▸ **TASK DETAILS**
Write the records out again without change. Leave the pictures behind.

▸ **EXERCISE DATA**
——
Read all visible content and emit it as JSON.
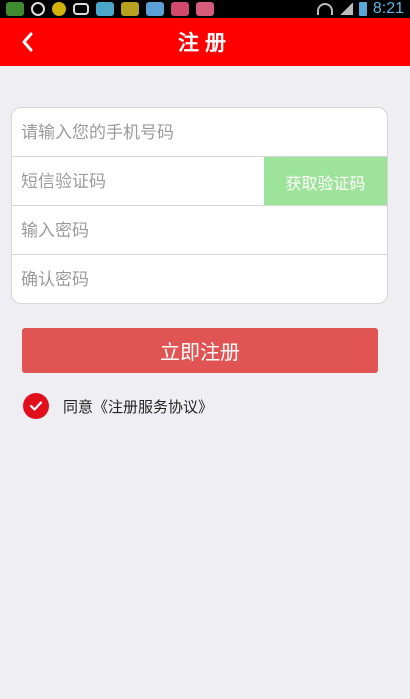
{
  "status_bar": {
    "time": "8:21"
  },
  "header": {
    "title": "注册",
    "back_icon": "chevron-left-icon"
  },
  "form": {
    "phone_placeholder": "请输入您的手机号码",
    "sms_code_placeholder": "短信验证码",
    "sms_button_label": "获取验证码",
    "password_placeholder": "输入密码",
    "confirm_password_placeholder": "确认密码"
  },
  "actions": {
    "register_label": "立即注册"
  },
  "agreement": {
    "checked": true,
    "prefix": "同意",
    "link_text": "《注册服务协议》"
  },
  "colors": {
    "header_bg": "#ff0000",
    "register_button": "#e05454",
    "sms_button": "#9ee39a",
    "checkbox": "#e10f1b",
    "page_bg": "#efeef3"
  }
}
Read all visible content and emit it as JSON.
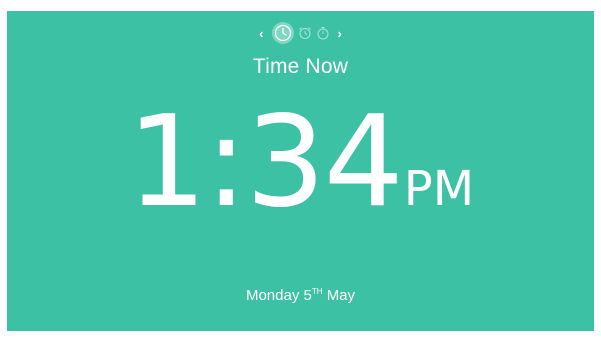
{
  "nav": {
    "prev_glyph": "‹",
    "next_glyph": "›",
    "modes": [
      {
        "icon": "clock-icon",
        "active": true
      },
      {
        "icon": "alarm-icon",
        "active": false
      },
      {
        "icon": "stopwatch-icon",
        "active": false
      }
    ]
  },
  "title": "Time Now",
  "clock": {
    "time": "1:34",
    "period": "PM"
  },
  "date": {
    "weekday": "Monday",
    "day": "5",
    "suffix": "TH",
    "month": "May"
  },
  "colors": {
    "background": "#3cc1a4",
    "text": "#ffffff"
  }
}
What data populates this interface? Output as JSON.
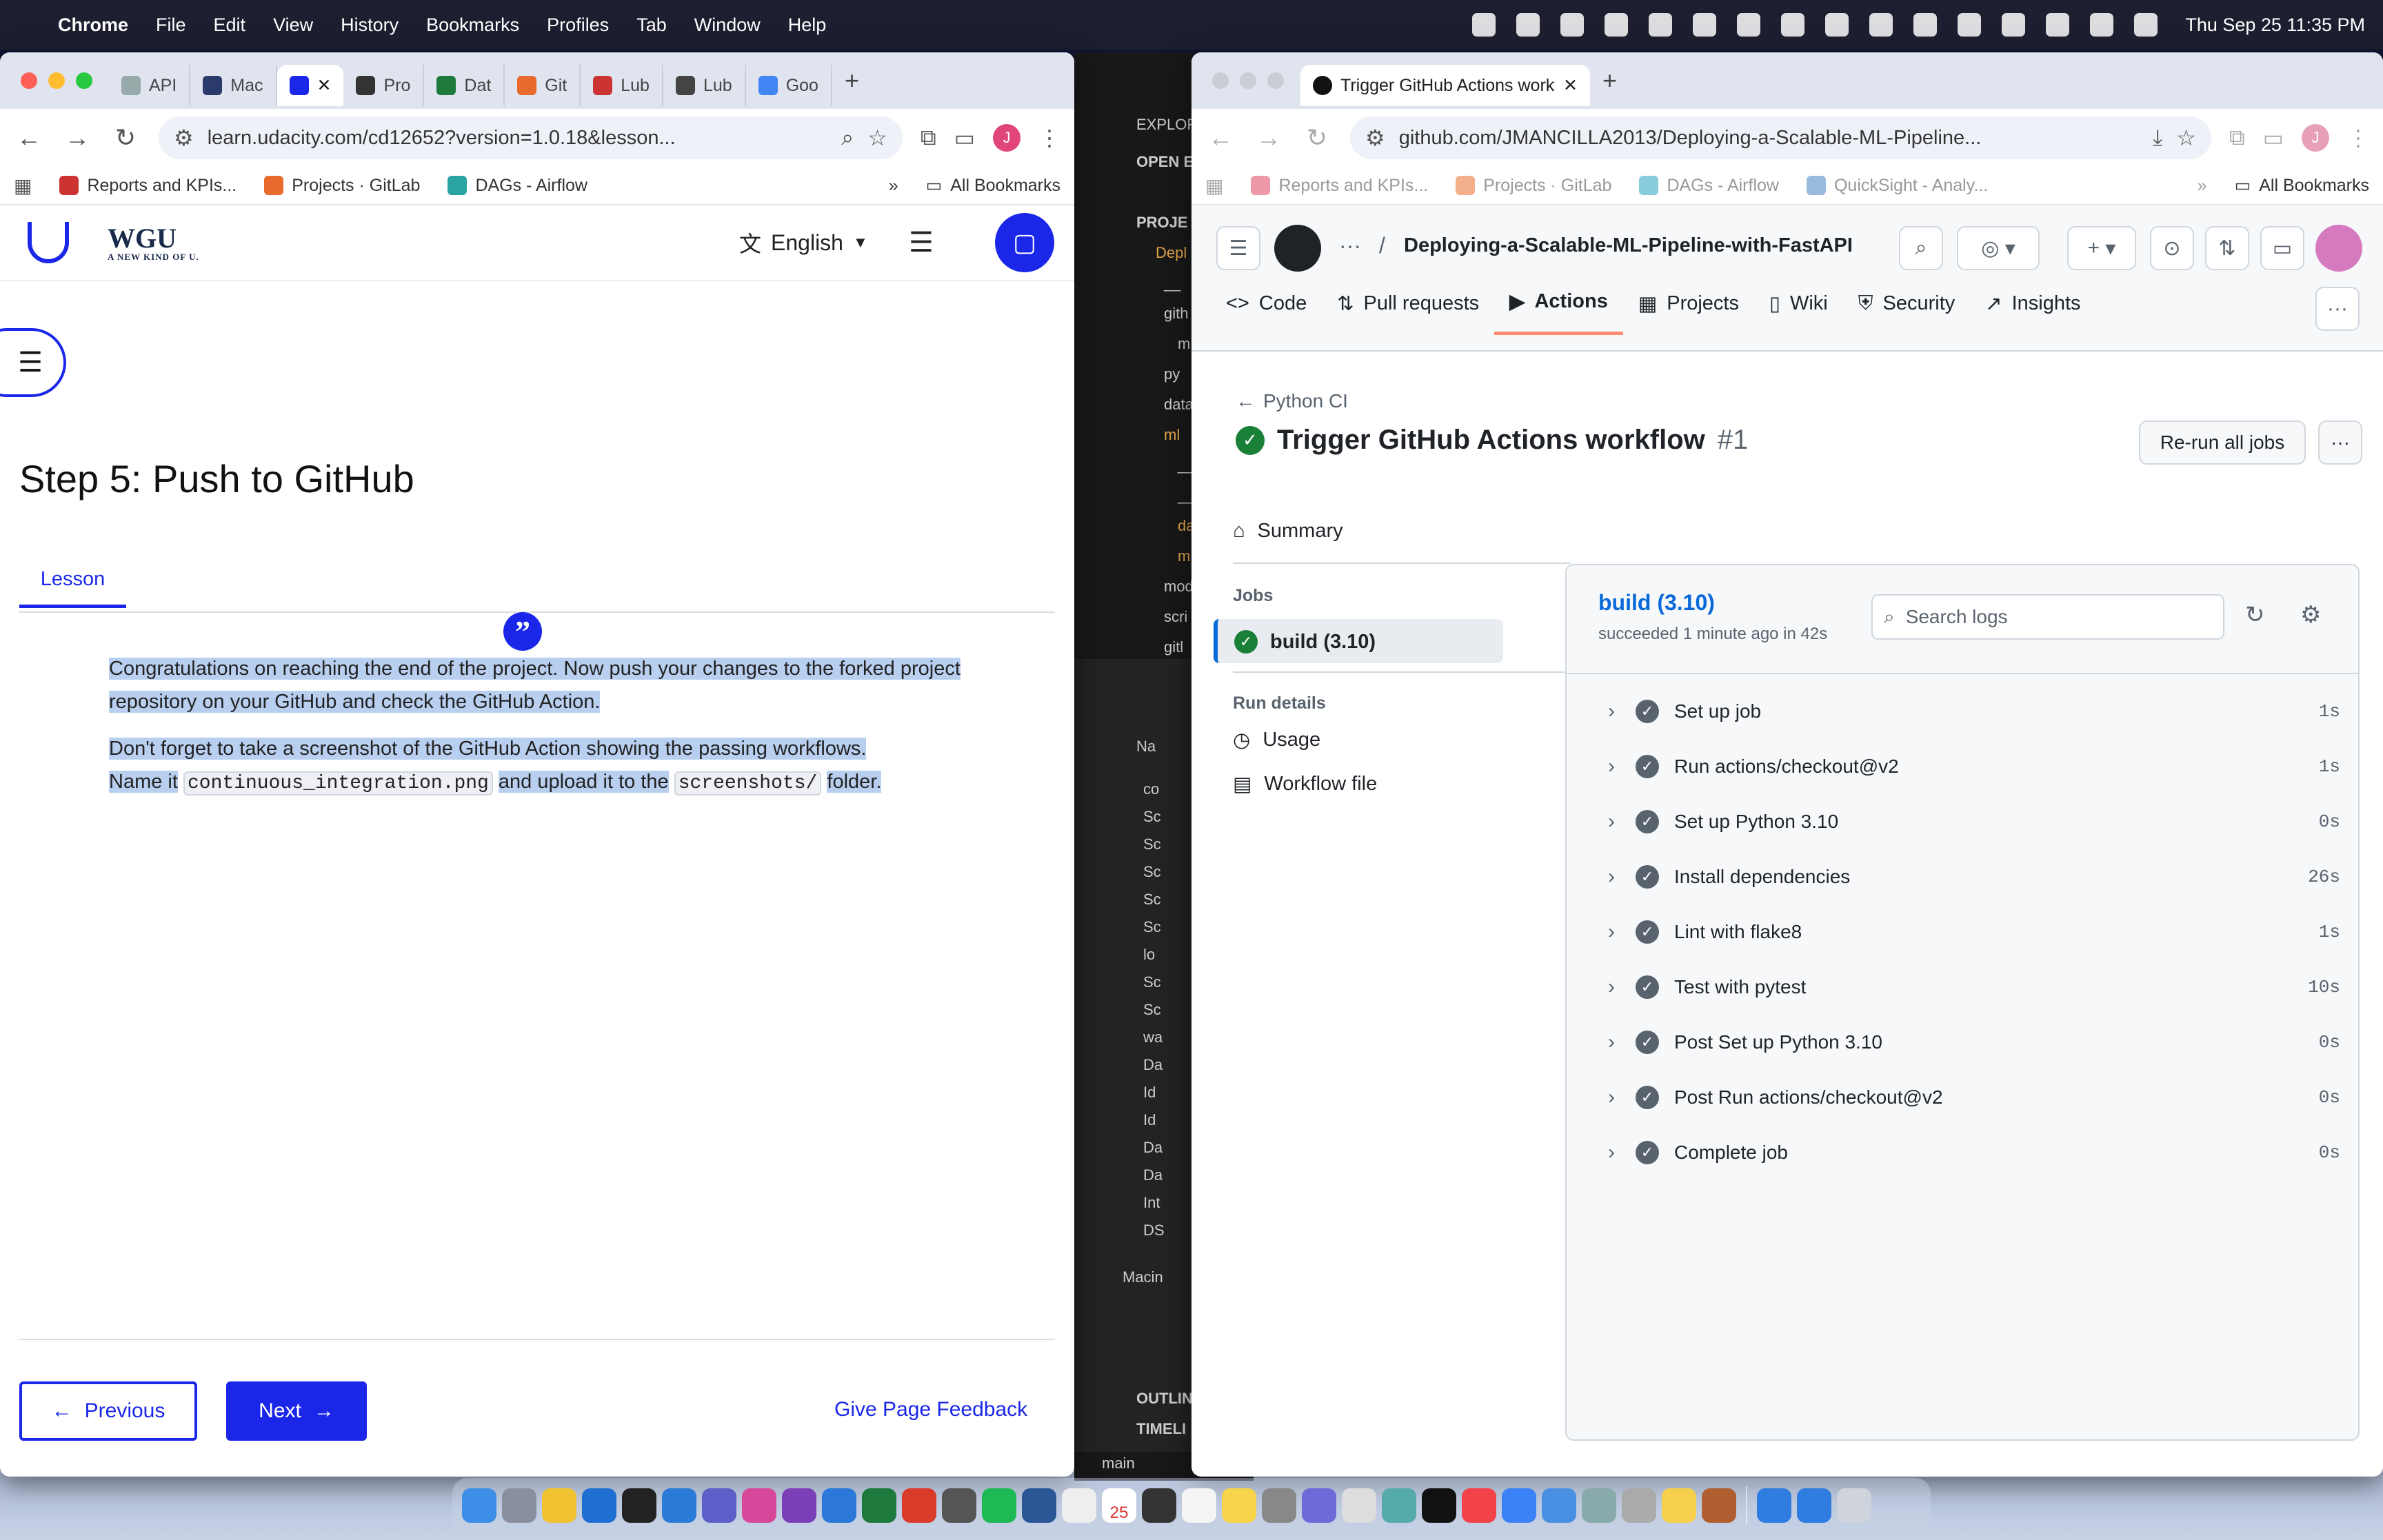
{
  "menubar": {
    "app": "Chrome",
    "items": [
      "File",
      "Edit",
      "View",
      "History",
      "Bookmarks",
      "Profiles",
      "Tab",
      "Window",
      "Help"
    ],
    "clock": "Thu Sep 25  11:35 PM"
  },
  "left_browser": {
    "tabs": [
      "API",
      "Mac",
      "",
      "Pro",
      "Dat",
      "Git",
      "Lub",
      "Lub",
      "Goo"
    ],
    "url": "learn.udacity.com/cd12652?version=1.0.18&lesson...",
    "avatar": "J",
    "bookmarks": [
      "Reports and KPIs...",
      "Projects · GitLab",
      "DAGs - Airflow"
    ],
    "all_bookmarks": "All Bookmarks",
    "page": {
      "brand": "WGU",
      "brand_tagline": "A NEW KIND OF U.",
      "language": "English",
      "step_title": "Step 5: Push to GitHub",
      "lesson_tab": "Lesson",
      "para1": "Congratulations on reaching the end of the project. Now push your changes to the forked project repository on your GitHub and check the GitHub Action.",
      "para2_a": "Don't forget to take a screenshot of the GitHub Action showing the passing workflows.",
      "para2_b": "Name it",
      "para2_code1": "continuous_integration.png",
      "para2_c": "and upload it to the",
      "para2_code2": "screenshots/",
      "para2_d": "folder.",
      "previous": "Previous",
      "next": "Next",
      "feedback": "Give Page Feedback"
    }
  },
  "vscode": {
    "explorer": "EXPLOR",
    "open_editors": "OPEN E",
    "project": "PROJE",
    "rows": [
      "Depl",
      "__",
      "gith",
      "m",
      "py",
      "data",
      "ml",
      "__",
      "__",
      "da",
      "m",
      "mod",
      "scri",
      "gitl"
    ],
    "files_header": "Na",
    "files": [
      "co",
      "Sc",
      "Sc",
      "Sc",
      "Sc",
      "Sc",
      "lo",
      "Sc",
      "Sc",
      "wa",
      "Da",
      "Id",
      "Id",
      "Da",
      "Da",
      "Int",
      "DS"
    ],
    "machine": "Macin",
    "outline": "OUTLIN",
    "timeline": "TIMELI",
    "branch": "main"
  },
  "right_browser": {
    "tab_title": "Trigger GitHub Actions workf",
    "url": "github.com/JMANCILLA2013/Deploying-a-Scalable-ML-Pipeline...",
    "avatar": "J",
    "bookmarks": [
      "Reports and KPIs...",
      "Projects · GitLab",
      "DAGs - Airflow",
      "QuickSight - Analy..."
    ],
    "all_bookmarks": "All Bookmarks",
    "github": {
      "breadcrumb_sep": "/",
      "repo": "Deploying-a-Scalable-ML-Pipeline-with-FastAPI",
      "nav": [
        "Code",
        "Pull requests",
        "Actions",
        "Projects",
        "Wiki",
        "Security",
        "Insights"
      ],
      "workflow_back": "Python CI",
      "run_title": "Trigger GitHub Actions workflow",
      "run_number": "#1",
      "rerun": "Re-run all jobs",
      "summary": "Summary",
      "jobs_label": "Jobs",
      "job_name": "build (3.10)",
      "run_details": "Run details",
      "usage": "Usage",
      "workflow_file": "Workflow file",
      "job_title": "build (3.10)",
      "job_status": "succeeded 1 minute ago in 42s",
      "search_placeholder": "Search logs",
      "steps": [
        {
          "name": "Set up job",
          "dur": "1s"
        },
        {
          "name": "Run actions/checkout@v2",
          "dur": "1s"
        },
        {
          "name": "Set up Python 3.10",
          "dur": "0s"
        },
        {
          "name": "Install dependencies",
          "dur": "26s"
        },
        {
          "name": "Lint with flake8",
          "dur": "1s"
        },
        {
          "name": "Test with pytest",
          "dur": "10s"
        },
        {
          "name": "Post Set up Python 3.10",
          "dur": "0s"
        },
        {
          "name": "Post Run actions/checkout@v2",
          "dur": "0s"
        },
        {
          "name": "Complete job",
          "dur": "0s"
        }
      ]
    }
  },
  "dock": {
    "calendar_day": "25"
  },
  "colors": {
    "udacity_blue": "#1a27e8",
    "github_green": "#1a7f37",
    "selection": "#b9cff0",
    "actions_underline": "#fd8c73"
  }
}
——
▸ **YOUR RESPONSE**
Read all visible content and emit it as JSON.
{
  "status_bar": {
    "time": "8:21"
  },
  "header": {
    "title": "注册",
    "back_icon": "chevron-left-icon"
  },
  "form": {
    "phone_placeholder": "请输入您的手机号码",
    "sms_code_placeholder": "短信验证码",
    "sms_button_label": "获取验证码",
    "password_placeholder": "输入密码",
    "confirm_password_placeholder": "确认密码"
  },
  "actions": {
    "register_label": "立即注册"
  },
  "agreement": {
    "checked": true,
    "prefix": "同意",
    "link_text": "《注册服务协议》"
  },
  "colors": {
    "header_bg": "#ff0000",
    "register_button": "#e05454",
    "sms_button": "#9ee39a",
    "checkbox": "#e10f1b",
    "page_bg": "#efeef3"
  }
}
Read all visible content and emit it as JSON.
{
  "nav": {
    "prev_glyph": "‹",
    "next_glyph": "›",
    "modes": [
      {
        "icon": "clock-icon",
        "active": true
      },
      {
        "icon": "alarm-icon",
        "active": false
      },
      {
        "icon": "stopwatch-icon",
        "active": false
      }
    ]
  },
  "title": "Time Now",
  "clock": {
    "time": "1:34",
    "period": "PM"
  },
  "date": {
    "weekday": "Monday",
    "day": "5",
    "suffix": "TH",
    "month": "May"
  },
  "colors": {
    "background": "#3cc1a4",
    "text": "#ffffff"
  }
}
What data populates this interface? Output as JSON.
{
  "menubar": {
    "app": "Chrome",
    "items": [
      "File",
      "Edit",
      "View",
      "History",
      "Bookmarks",
      "Profiles",
      "Tab",
      "Window",
      "Help"
    ],
    "clock": "Thu Sep 25  11:35 PM"
  },
  "left_browser": {
    "tabs": [
      "API",
      "Mac",
      "",
      "Pro",
      "Dat",
      "Git",
      "Lub",
      "Lub",
      "Goo"
    ],
    "url": "learn.udacity.com/cd12652?version=1.0.18&lesson...",
    "avatar": "J",
    "bookmarks": [
      "Reports and KPIs...",
      "Projects · GitLab",
      "DAGs - Airflow"
    ],
    "all_bookmarks": "All Bookmarks",
    "page": {
      "brand": "WGU",
      "brand_tagline": "A NEW KIND OF U.",
      "language": "English",
      "step_title": "Step 5: Push to GitHub",
      "lesson_tab": "Lesson",
      "para1": "Congratulations on reaching the end of the project. Now push your changes to the forked project repository on your GitHub and check the GitHub Action.",
      "para2_a": "Don't forget to take a screenshot of the GitHub Action showing the passing workflows.",
      "para2_b": "Name it",
      "para2_code1": "continuous_integration.png",
      "para2_c": "and upload it to the",
      "para2_code2": "screenshots/",
      "para2_d": "folder.",
      "previous": "Previous",
      "next": "Next",
      "feedback": "Give Page Feedback"
    }
  },
  "vscode": {
    "explorer": "EXPLOR",
    "open_editors": "OPEN E",
    "project": "PROJE",
    "rows": [
      "Depl",
      "__",
      "gith",
      "m",
      "py",
      "data",
      "ml",
      "__",
      "__",
      "da",
      "m",
      "mod",
      "scri",
      "gitl"
    ],
    "files_header": "Na",
    "files": [
      "co",
      "Sc",
      "Sc",
      "Sc",
      "Sc",
      "Sc",
      "lo",
      "Sc",
      "Sc",
      "wa",
      "Da",
      "Id",
      "Id",
      "Da",
      "Da",
      "Int",
      "DS"
    ],
    "machine": "Macin",
    "outline": "OUTLIN",
    "timeline": "TIMELI",
    "branch": "main"
  },
  "right_browser": {
    "tab_title": "Trigger GitHub Actions workf",
    "url": "github.com/JMANCILLA2013/Deploying-a-Scalable-ML-Pipeline...",
    "avatar": "J",
    "bookmarks": [
      "Reports and KPIs...",
      "Projects · GitLab",
      "DAGs - Airflow",
      "QuickSight - Analy..."
    ],
    "all_bookmarks": "All Bookmarks",
    "github": {
      "breadcrumb_sep": "/",
      "repo": "Deploying-a-Scalable-ML-Pipeline-with-FastAPI",
      "nav": [
        "Code",
        "Pull requests",
        "Actions",
        "Projects",
        "Wiki",
        "Security",
        "Insights"
      ],
      "workflow_back": "Python CI",
      "run_title": "Trigger GitHub Actions workflow",
      "run_number": "#1",
      "rerun": "Re-run all jobs",
      "summary": "Summary",
      "jobs_label": "Jobs",
      "job_name": "build (3.10)",
      "run_details": "Run details",
      "usage": "Usage",
      "workflow_file": "Workflow file",
      "job_title": "build (3.10)",
      "job_status": "succeeded 1 minute ago in 42s",
      "search_placeholder": "Search logs",
      "steps": [
        {
          "name": "Set up job",
          "dur": "1s"
        },
        {
          "name": "Run actions/checkout@v2",
          "dur": "1s"
        },
        {
          "name": "Set up Python 3.10",
          "dur": "0s"
        },
        {
          "name": "Install dependencies",
          "dur": "26s"
        },
        {
          "name": "Lint with flake8",
          "dur": "1s"
        },
        {
          "name": "Test with pytest",
          "dur": "10s"
        },
        {
          "name": "Post Set up Python 3.10",
          "dur": "0s"
        },
        {
          "name": "Post Run actions/checkout@v2",
          "dur": "0s"
        },
        {
          "name": "Complete job",
          "dur": "0s"
        }
      ]
    }
  },
  "dock": {
    "calendar_day": "25"
  },
  "colors": {
    "udacity_blue": "#1a27e8",
    "github_green": "#1a7f37",
    "selection": "#b9cff0",
    "actions_underline": "#fd8c73"
  }
}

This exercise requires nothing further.